A similar triad has been applied to obesity. The external agent includes the separate elements of increased portion sizes, technologically driven lifestyle changes that require less movement, and the 24/7 availability of fast and convenience foods. As hosts, this time we do more than breathe in when we're in the wrong place at the wrong time. Lack of education about good nutrition and/or basic cooking skills, health-positive behaviors, and human physiology; lack of adequate exercise, and lack of a sense of responsibility and forethought about health all contribute to the epidemic. The environmental factors that connect the "virus" to the "host" stem from the systematic support of the problem -- including political, economic and social influences.* And like a virus, obesity can be "caught," because we mirror the activities of those around us. In other words, it's contagious.
How do we stop the epidemic? We take control back. We use the equivalent of hand-sanitizer inside the shopping cart when we go to the supermarket, and eliminate processed foods, sugary cereals, and sweetened beverages. We read labels and learn, for example, that a 20 ounce bottle of something that sounds reasonably "healthy," like Tropicana's Tropical Fruit Fury Twister, has 340 calories and 64 grams of sugar, and leave that particular virus on the shelf. We drink tap water. We get back to the kitchen and make the effort to cook simple things, so we can eat real food. States with high rates of fruit and vegetable consumption have low rates of obesity -- it can't be any clearer than that -- so we buy and consume more fresh produce. We vote with our pocket books and avoid fast food, and if we have to eat at a fast food place, we eat a salad.

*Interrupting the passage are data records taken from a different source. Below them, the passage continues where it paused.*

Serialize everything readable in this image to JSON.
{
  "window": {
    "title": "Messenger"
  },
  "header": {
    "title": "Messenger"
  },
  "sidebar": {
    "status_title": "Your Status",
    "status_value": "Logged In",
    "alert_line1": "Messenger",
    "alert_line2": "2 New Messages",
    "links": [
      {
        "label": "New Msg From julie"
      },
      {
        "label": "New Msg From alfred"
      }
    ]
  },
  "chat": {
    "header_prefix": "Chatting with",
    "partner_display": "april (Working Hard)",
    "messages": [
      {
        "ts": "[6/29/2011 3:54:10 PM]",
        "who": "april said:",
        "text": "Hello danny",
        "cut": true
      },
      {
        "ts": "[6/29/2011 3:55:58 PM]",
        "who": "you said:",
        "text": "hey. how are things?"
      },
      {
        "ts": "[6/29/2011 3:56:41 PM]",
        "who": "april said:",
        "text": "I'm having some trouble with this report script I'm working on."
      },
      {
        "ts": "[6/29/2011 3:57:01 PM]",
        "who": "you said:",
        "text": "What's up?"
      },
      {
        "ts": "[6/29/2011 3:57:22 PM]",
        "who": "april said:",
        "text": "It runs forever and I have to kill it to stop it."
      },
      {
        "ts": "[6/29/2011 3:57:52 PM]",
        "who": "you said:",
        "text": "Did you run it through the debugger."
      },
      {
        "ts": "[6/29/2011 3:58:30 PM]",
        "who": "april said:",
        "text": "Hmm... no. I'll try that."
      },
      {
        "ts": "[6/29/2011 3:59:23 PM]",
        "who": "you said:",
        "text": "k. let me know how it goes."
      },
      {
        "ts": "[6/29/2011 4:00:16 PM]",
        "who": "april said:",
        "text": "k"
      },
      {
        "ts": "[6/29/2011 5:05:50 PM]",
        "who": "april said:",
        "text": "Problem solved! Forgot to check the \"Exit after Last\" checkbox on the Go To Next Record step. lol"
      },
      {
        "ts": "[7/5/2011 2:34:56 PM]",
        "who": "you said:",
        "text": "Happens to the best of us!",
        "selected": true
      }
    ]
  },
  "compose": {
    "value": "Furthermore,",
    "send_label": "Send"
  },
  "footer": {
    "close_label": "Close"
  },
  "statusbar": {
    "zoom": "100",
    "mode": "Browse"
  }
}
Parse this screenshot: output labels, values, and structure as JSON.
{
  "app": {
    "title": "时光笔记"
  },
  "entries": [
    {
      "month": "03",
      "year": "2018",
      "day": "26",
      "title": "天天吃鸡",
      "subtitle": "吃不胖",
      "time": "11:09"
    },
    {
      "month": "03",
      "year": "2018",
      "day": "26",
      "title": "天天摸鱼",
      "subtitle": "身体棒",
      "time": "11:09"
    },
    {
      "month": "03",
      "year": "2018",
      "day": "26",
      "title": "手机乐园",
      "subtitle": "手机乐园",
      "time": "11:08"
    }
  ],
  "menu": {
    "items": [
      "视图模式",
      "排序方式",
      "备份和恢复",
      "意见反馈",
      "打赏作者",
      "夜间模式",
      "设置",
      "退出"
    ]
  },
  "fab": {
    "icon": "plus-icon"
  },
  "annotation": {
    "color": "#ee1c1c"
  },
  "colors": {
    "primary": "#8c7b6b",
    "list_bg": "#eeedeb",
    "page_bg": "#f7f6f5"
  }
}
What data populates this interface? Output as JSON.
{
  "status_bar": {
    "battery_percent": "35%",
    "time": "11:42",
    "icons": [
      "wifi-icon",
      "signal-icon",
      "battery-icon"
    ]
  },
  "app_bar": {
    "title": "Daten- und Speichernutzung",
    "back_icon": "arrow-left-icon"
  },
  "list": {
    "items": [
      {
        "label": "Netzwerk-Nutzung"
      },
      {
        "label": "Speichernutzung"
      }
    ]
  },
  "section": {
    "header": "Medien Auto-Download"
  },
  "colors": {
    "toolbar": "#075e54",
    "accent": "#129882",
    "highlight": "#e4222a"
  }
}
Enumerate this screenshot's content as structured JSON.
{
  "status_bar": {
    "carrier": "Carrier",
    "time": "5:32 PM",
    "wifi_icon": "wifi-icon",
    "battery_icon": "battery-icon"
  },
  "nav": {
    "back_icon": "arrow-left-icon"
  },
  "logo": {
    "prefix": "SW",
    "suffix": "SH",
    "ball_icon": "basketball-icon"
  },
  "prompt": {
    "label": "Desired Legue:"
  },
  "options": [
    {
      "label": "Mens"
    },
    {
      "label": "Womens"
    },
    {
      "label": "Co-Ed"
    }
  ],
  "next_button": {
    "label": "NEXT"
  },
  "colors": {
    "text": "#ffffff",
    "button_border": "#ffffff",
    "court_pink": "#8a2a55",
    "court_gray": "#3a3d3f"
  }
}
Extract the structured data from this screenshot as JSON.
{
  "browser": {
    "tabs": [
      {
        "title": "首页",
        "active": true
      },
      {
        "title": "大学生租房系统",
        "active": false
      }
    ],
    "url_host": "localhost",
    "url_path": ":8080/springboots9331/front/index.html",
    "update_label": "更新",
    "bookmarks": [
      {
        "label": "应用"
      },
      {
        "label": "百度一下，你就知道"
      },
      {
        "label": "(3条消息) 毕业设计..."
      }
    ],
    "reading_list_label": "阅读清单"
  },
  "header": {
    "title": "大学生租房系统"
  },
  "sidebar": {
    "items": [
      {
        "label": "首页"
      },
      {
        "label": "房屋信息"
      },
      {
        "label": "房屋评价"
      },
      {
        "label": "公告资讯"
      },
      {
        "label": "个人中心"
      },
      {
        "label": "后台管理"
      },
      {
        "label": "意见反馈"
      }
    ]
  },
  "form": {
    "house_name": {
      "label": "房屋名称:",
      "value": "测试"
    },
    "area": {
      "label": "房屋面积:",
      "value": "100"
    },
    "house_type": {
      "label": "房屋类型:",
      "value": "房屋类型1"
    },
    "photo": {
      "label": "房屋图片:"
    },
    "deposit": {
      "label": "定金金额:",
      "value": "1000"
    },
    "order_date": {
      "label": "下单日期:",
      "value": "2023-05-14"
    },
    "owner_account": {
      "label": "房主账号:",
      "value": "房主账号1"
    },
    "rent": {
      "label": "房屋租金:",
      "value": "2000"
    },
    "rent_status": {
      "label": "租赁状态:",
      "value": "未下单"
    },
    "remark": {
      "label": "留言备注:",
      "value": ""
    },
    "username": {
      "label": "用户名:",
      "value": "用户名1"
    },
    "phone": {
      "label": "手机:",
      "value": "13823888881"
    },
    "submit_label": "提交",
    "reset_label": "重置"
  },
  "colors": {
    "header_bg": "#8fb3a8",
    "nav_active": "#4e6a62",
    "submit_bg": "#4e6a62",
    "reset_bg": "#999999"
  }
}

We put an end to being perfect hosts by demanding our kids get good quality physical education in school, and we keep moving ourselves. We insist on wholesome school lunches, and teach our kids right from wrong when it comes to food. We set a good example by what we eat ourselves. We fight to eliminate the "food deserts" prevalent in poorer urban areas, so everyone has reasonable access to healthy ingredients. We spend a greater portion of our money on quality food, and less on unnecessary objects like the latest video game or flat screen. If we live in a state that hasn't passed a sugar sweetened beverage tax, and 18 have not, we're vocal about demanding to know why.
We have to take control of the unhealthy environmental factors too. Because we're not just fighting our own appetites and ingrained habits, we're also battling pervasive Big Food, Big Pharma, and Big Weight Loss, with their Big Budgets. They're the major environmental links between virus and host, but they'll stop selling if we stop buying.
Next year the nation's report card on obesity can be even worse, it can plateau, or it can begin to reverse itself. It will take more than a village, it will take every single one of us to be part of the solution and to turn the obesity triad into a straight line heading downhill.
* For a more complete explanation of the obesity triad, see: Hu, Frank B., ed. Obesity Epidemiology, New York: Oxford University Press, 2008.